Contractual disputes are getting bogged down in phoney challenges to the adjudicator's authority and spurious arguments about enforcement
Ever since statutory adjudication erupted on the construction scene, nearly five years ago, losing parties have tried to find ways of getting out of adjudicators' decisions. The obvious argument – "the decision is wrong" – was chucked out very early on. There can be nothing "right" about the decision at all and yet it can still be enforced.

In reality we are down to two arguments. The adjudicator has acted unfairly, "in breach of natural justice", is one that works. If that complaint doesn't wash, then challenge the adjudicator: if you can show that they didn't have the authority to make the decision they made, you are out of trouble.

Challenging the adjudicator has become a ritual opening gambit – a party defending an adjudication starts off by announcing that there is no jurisdiction for the adjudicator to proceed. If there is not an obvious reason for saying so, make one up. Standard objections include: "There isn't a dispute"; "There might be a dispute, but it isn't the one that you've been told about"; "There's no contract"; "There's a contract, but it isn't a construction contract."

The game is becoming ever more sophisticated and expensive. Judge Thornton had to face a particularly fine-tuned argument in Pegram Shopfitters Ltd vs Tally Weijl (UK) Ltd. This was all about a shopfitting contract. Tally wanted its Oxford Street premises refurbished, in a hurry. The architect had introduced Pegram as a shopfitter, and work started on 9 June 2000. There was no attempt to draw up a contract, but six days after start on site everyone met and more or less agreed ("in a non-contractual sense," said Judge Thornton) that a contract would be drawn up on the JCT Prime Cost form. Tally and the architect would produce a schedule of work, and Tally would send a letter of intent.
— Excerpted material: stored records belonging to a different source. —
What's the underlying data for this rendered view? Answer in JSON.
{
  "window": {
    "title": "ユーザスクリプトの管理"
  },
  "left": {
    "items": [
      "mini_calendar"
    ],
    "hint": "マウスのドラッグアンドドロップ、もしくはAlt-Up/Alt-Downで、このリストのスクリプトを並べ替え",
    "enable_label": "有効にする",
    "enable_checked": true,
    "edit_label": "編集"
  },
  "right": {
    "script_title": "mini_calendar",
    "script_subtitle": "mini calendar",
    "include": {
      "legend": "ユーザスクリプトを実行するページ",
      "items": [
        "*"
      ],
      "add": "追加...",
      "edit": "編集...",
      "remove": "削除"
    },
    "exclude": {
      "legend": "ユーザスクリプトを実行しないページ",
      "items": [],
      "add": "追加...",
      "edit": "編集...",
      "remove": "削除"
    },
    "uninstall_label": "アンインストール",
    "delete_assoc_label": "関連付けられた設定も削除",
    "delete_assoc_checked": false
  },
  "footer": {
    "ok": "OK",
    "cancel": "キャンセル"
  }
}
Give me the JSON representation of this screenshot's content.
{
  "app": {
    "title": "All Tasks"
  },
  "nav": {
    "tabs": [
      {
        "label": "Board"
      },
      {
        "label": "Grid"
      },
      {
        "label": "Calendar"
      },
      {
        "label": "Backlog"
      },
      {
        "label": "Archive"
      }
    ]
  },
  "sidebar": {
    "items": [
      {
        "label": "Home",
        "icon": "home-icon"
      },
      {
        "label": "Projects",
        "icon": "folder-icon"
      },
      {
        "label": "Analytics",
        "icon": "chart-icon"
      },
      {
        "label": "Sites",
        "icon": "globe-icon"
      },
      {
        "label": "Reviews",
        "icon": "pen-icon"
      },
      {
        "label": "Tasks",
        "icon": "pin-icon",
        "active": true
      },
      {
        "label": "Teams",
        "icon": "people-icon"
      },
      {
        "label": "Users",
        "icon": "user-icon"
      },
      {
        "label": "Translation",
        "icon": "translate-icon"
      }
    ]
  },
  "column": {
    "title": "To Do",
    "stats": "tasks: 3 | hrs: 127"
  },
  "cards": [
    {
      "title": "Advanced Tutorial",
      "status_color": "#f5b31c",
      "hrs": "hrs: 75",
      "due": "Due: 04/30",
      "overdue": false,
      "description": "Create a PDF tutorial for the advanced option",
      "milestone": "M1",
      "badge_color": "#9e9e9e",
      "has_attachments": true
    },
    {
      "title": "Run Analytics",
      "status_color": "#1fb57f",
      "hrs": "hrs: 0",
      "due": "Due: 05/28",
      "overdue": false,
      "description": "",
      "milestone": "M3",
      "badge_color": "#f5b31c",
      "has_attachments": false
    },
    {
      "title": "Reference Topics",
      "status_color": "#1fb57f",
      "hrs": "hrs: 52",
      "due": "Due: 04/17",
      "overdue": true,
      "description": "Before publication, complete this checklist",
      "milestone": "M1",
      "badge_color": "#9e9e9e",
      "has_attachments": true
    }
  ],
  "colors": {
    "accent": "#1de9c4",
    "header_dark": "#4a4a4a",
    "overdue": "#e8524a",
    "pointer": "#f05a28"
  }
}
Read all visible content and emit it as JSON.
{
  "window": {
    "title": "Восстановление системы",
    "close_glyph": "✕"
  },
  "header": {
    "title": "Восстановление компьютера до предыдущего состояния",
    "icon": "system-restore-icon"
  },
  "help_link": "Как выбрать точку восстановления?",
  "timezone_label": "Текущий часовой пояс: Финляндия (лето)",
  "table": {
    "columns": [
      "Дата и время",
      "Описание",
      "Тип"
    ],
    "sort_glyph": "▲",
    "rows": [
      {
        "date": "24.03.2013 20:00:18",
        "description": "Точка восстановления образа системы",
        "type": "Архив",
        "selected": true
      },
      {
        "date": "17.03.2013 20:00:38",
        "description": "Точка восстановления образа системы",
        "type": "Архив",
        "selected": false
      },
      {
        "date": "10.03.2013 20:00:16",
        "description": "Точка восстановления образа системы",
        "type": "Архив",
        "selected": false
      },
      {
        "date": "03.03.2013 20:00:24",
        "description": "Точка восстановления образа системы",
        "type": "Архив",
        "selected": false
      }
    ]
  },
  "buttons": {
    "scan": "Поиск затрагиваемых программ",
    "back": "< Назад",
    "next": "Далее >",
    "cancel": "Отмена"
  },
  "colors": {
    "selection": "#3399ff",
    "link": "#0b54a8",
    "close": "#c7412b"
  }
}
The work went ahead. Tally wrote saying it wanted JCT Prime Cost to apply, but Pegram wrote back saying that it preferred its own standard terms. The work was completed without any clear acceptance by either party of any contract.

The parties could not agree the final account, so Pegram started an adjudication. It maintained that it had been working on its own conditions, which did not contain an adjudication clause. Therefore, it said, the statutory Scheme applied and the parties should proceed under these rules.

Adjudication is supposed to be quick and inexpensive. Arguments about enforcement should not be necessary

But Tally said they'd been working on the basis of the JCT contract with the standard JCT adjudication rules. As the adjudicator had been appointed under the wrong rules, he had no jurisdiction.

The adjudicator noted the position that was being taken by Tally, but carried on regardless. He decided that Tally should pay £95,484 plus interest.

Tally did not pay and objected to enforcement on the same grounds as it had objected to the adjudicator – wrong rules, invalid appointment, no jurisdiction. It also tried running the argument that there was no contract for the work, but as it had previously argued that the JCT conditions applied, this did not impress Judge Thornton.

The judge went on to sort out which rules should be applied. Both parties had originally accepted that there was a construction contract. If there was a contract, but there was no clear adjudication clause, the contract did not comply with the Construction Act. In that case, the Scheme applied. So the adjudicator had been right to carry on under his appointment.

All this sounds like common sense, but teams of expensive lawyers have been needed to get there. The adjudication process is supposed to be quick and should be inexpensive. Arguments like this about enforcement should not be necessary.